**WHAT TO PRODUCE**
Please find the lines in the entries below that contain the word "visible", and copy each one.

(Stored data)
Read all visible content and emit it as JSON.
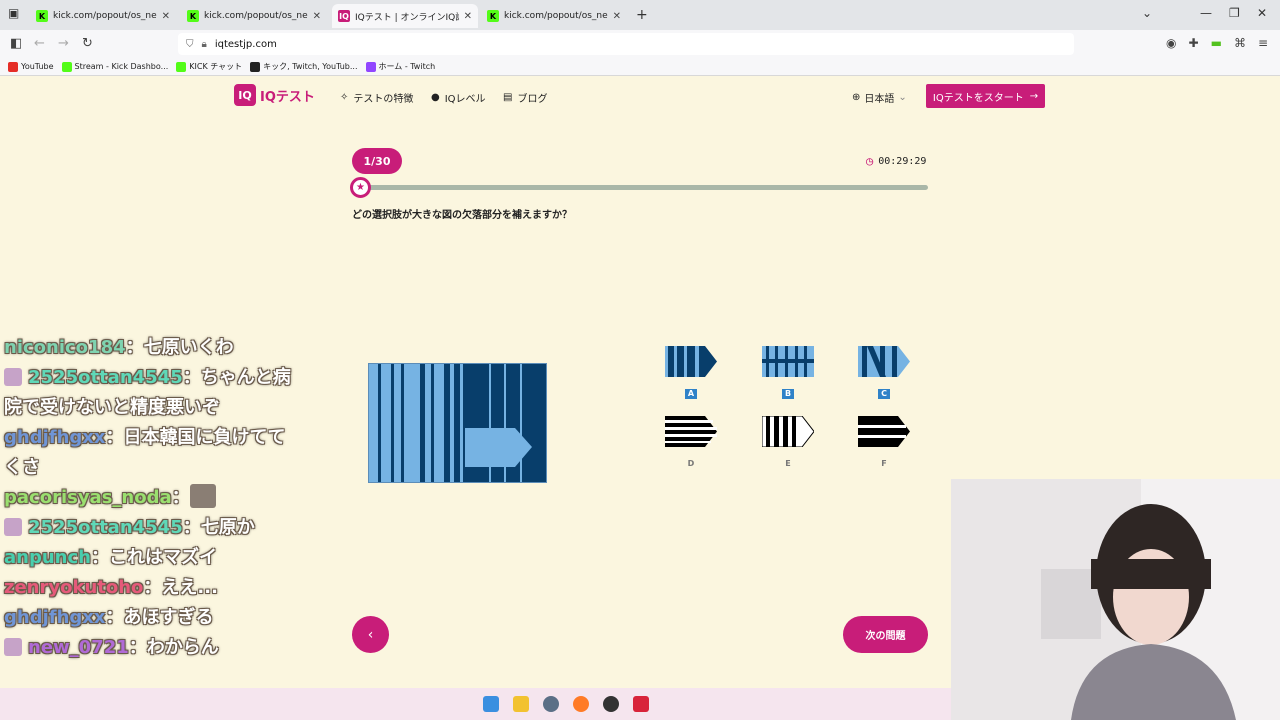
{
  "browser": {
    "tabs": [
      {
        "label": "kick.com/popout/os_new/chat",
        "icon": "kick-icon",
        "active": false
      },
      {
        "label": "kick.com/popout/os_new/chat",
        "icon": "kick-icon",
        "active": false
      },
      {
        "label": "IQテスト | オンラインIQ診断・知能",
        "icon": "iq-icon",
        "active": true
      },
      {
        "label": "kick.com/popout/os_new/chat",
        "icon": "kick-icon",
        "active": false
      }
    ],
    "url": "iqtestjp.com",
    "bookmarks": [
      {
        "label": "YouTube",
        "color": "#e52d27"
      },
      {
        "label": "Stream - Kick Dashbo...",
        "color": "#53fc18"
      },
      {
        "label": "KICK チャット",
        "color": "#53fc18"
      },
      {
        "label": "キック, Twitch, YouTub...",
        "color": "#222222"
      },
      {
        "label": "ホーム - Twitch",
        "color": "#9146ff"
      }
    ]
  },
  "site": {
    "logo_box": "IQ",
    "logo_text": "IQテスト",
    "nav": [
      {
        "label": "テストの特徴",
        "icon": "sparkle-icon"
      },
      {
        "label": "IQレベル",
        "icon": "pin-icon"
      },
      {
        "label": "ブログ",
        "icon": "book-icon"
      }
    ],
    "language": "日本語",
    "cta": "IQテストをスタート",
    "accent": "#c81d79"
  },
  "quiz": {
    "counter": "1/30",
    "timer": "00:29:29",
    "progress": 0.0333,
    "question": "どの選択肢が大きな図の欠落部分を補えますか？",
    "options": [
      "A",
      "B",
      "C",
      "D",
      "E",
      "F"
    ],
    "next_label": "次の問題",
    "prev_label": "‹"
  },
  "chat": [
    {
      "user": "niconico184",
      "message": "七原いくわ",
      "color": "#7fd3b0",
      "avatar": false
    },
    {
      "user": "2525ottan4545",
      "message": "ちゃんと病院で受けないと精度悪いぞ",
      "color": "#5fd8b8",
      "avatar": true
    },
    {
      "user": "ghdjfhgxx",
      "message": "日本韓国に負けててくさ",
      "color": "#6f95d6",
      "avatar": false
    },
    {
      "user": "pacorisyas_noda",
      "message": "",
      "color": "#9adf6f",
      "avatar": false,
      "emote": true
    },
    {
      "user": "2525ottan4545",
      "message": "七原か",
      "color": "#5fd8b8",
      "avatar": true
    },
    {
      "user": "anpunch",
      "message": "これはマズイ",
      "color": "#49cfae",
      "avatar": false
    },
    {
      "user": "zenryokutoho",
      "message": "ええ...",
      "color": "#e65a7a",
      "avatar": false
    },
    {
      "user": "ghdjfhgxx",
      "message": "あほすぎる",
      "color": "#6f95d6",
      "avatar": false
    },
    {
      "user": "new_0721",
      "message": "わからん",
      "color": "#b06ad6",
      "avatar": true
    }
  ]
}
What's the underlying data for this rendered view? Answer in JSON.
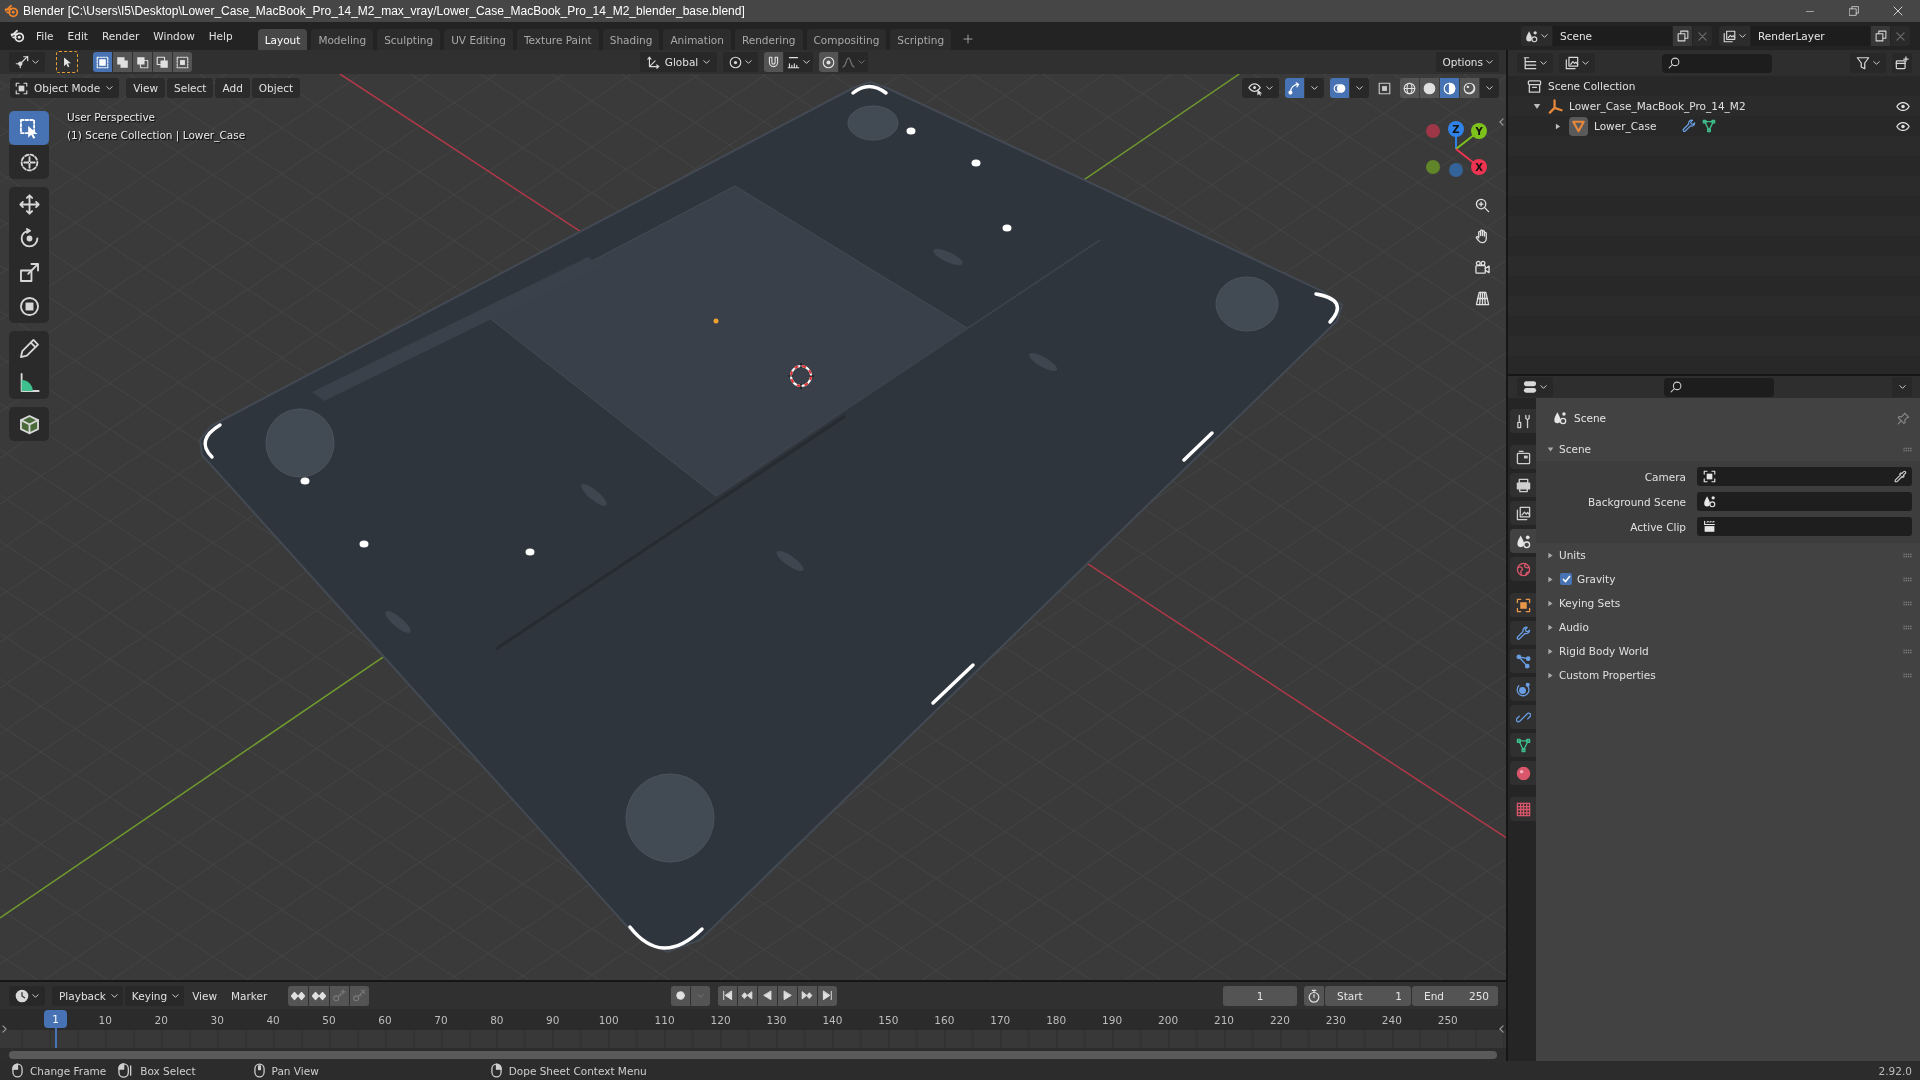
{
  "window": {
    "title": "Blender [C:\\Users\\I5\\Desktop\\Lower_Case_MacBook_Pro_14_M2_max_vray/Lower_Case_MacBook_Pro_14_M2_blender_base.blend]"
  },
  "menu": [
    "File",
    "Edit",
    "Render",
    "Window",
    "Help"
  ],
  "workspaces": [
    {
      "label": "Layout",
      "selected": true
    },
    {
      "label": "Modeling",
      "selected": false
    },
    {
      "label": "Sculpting",
      "selected": false
    },
    {
      "label": "UV Editing",
      "selected": false
    },
    {
      "label": "Texture Paint",
      "selected": false
    },
    {
      "label": "Shading",
      "selected": false
    },
    {
      "label": "Animation",
      "selected": false
    },
    {
      "label": "Rendering",
      "selected": false
    },
    {
      "label": "Compositing",
      "selected": false
    },
    {
      "label": "Scripting",
      "selected": false
    }
  ],
  "scene_selector": {
    "scene": "Scene",
    "view_layer": "RenderLayer"
  },
  "viewport": {
    "tool_settings": {
      "select_modes": [
        {
          "kind": "set",
          "selected": true
        },
        {
          "kind": "extend",
          "selected": false
        },
        {
          "kind": "subtract",
          "selected": false
        },
        {
          "kind": "difference",
          "selected": false
        },
        {
          "kind": "intersect",
          "selected": false
        }
      ],
      "orientation": "Global",
      "options": "Options"
    },
    "header": {
      "mode": "Object Mode",
      "menus": [
        "View",
        "Select",
        "Add",
        "Object"
      ],
      "toggles": [
        {
          "kind": "gizmos",
          "on": true
        },
        {
          "kind": "overlays",
          "on": true
        },
        {
          "kind": "xray",
          "on": false
        }
      ],
      "shading": [
        {
          "kind": "wireframe",
          "selected": false
        },
        {
          "kind": "solid",
          "selected": false
        },
        {
          "kind": "material",
          "selected": true
        },
        {
          "kind": "rendered",
          "selected": false
        }
      ]
    },
    "info": [
      "User Perspective",
      "(1) Scene Collection | Lower_Case"
    ],
    "tools": [
      {
        "kind": "select",
        "selected": true
      },
      {
        "kind": "cursor",
        "selected": false
      },
      {
        "kind": "move",
        "selected": false
      },
      {
        "kind": "rotate",
        "selected": false
      },
      {
        "kind": "scale",
        "selected": false
      },
      {
        "kind": "transform",
        "selected": false
      },
      {
        "kind": "annotate",
        "selected": false
      },
      {
        "kind": "measure",
        "selected": false
      },
      {
        "kind": "add_cube",
        "selected": false
      }
    ],
    "gizmo_axes": [
      {
        "label": "Z",
        "color": "#2f83e8"
      },
      {
        "label": "Y",
        "color": "#7ec21c"
      },
      {
        "label": "X",
        "color": "#ee3450"
      }
    ]
  },
  "outliner": {
    "tree": [
      {
        "label": "Scene Collection",
        "kind": "collection",
        "children": [
          {
            "label": "Lower_Case_MacBook_Pro_14_M2",
            "kind": "empty",
            "expanded": true,
            "visible": true,
            "children": [
              {
                "label": "Lower_Case",
                "kind": "mesh",
                "expanded": false,
                "visible": true
              }
            ]
          }
        ]
      }
    ]
  },
  "properties": {
    "tabs": [
      {
        "kind": "tool",
        "selected": false
      },
      {
        "kind": "render",
        "selected": false
      },
      {
        "kind": "output",
        "selected": false
      },
      {
        "kind": "view_layer",
        "selected": false
      },
      {
        "kind": "scene",
        "selected": true
      },
      {
        "kind": "world",
        "selected": false
      },
      {
        "kind": "object",
        "selected": false
      },
      {
        "kind": "modifiers",
        "selected": false
      },
      {
        "kind": "particles",
        "selected": false
      },
      {
        "kind": "physics",
        "selected": false
      },
      {
        "kind": "constraints",
        "selected": false
      },
      {
        "kind": "data",
        "selected": false
      },
      {
        "kind": "material",
        "selected": false
      },
      {
        "kind": "texture",
        "selected": false
      }
    ],
    "context": "Scene",
    "panels": [
      {
        "label": "Scene",
        "expanded": true,
        "fields": [
          {
            "label": "Camera",
            "kind": "camera"
          },
          {
            "label": "Background Scene",
            "kind": "scene"
          },
          {
            "label": "Active Clip",
            "kind": "clip"
          }
        ]
      },
      {
        "label": "Units",
        "expanded": false
      },
      {
        "label": "Gravity",
        "expanded": false,
        "checkbox": {
          "checked": true
        }
      },
      {
        "label": "Keying Sets",
        "expanded": false
      },
      {
        "label": "Audio",
        "expanded": false
      },
      {
        "label": "Rigid Body World",
        "expanded": false
      },
      {
        "label": "Custom Properties",
        "expanded": false
      }
    ]
  },
  "timeline": {
    "menus": [
      {
        "label": "Playback",
        "kind": "dropdown"
      },
      {
        "label": "Keying",
        "kind": "dropdown"
      },
      {
        "label": "View",
        "kind": "menu"
      },
      {
        "label": "Marker",
        "kind": "menu"
      }
    ],
    "current_frame": "1",
    "start": {
      "label": "Start",
      "value": "1"
    },
    "end": {
      "label": "End",
      "value": "250"
    },
    "playhead": "1",
    "ruler": [
      "10",
      "20",
      "30",
      "40",
      "50",
      "60",
      "70",
      "80",
      "90",
      "100",
      "110",
      "120",
      "130",
      "140",
      "150",
      "160",
      "170",
      "180",
      "190",
      "200",
      "210",
      "220",
      "230",
      "240",
      "250"
    ]
  },
  "status_bar": {
    "hints": [
      {
        "label": "Change Frame",
        "kind": "left_click"
      },
      {
        "label": "Box Select",
        "kind": "drag"
      },
      {
        "label": "Pan View",
        "kind": "middle_click"
      },
      {
        "label": "Dope Sheet Context Menu",
        "kind": "right_click"
      }
    ],
    "version": "2.92.0"
  }
}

**RESPONSE**
Read all visible content and emit it as JSON.
            "visible": true,
                "visible": true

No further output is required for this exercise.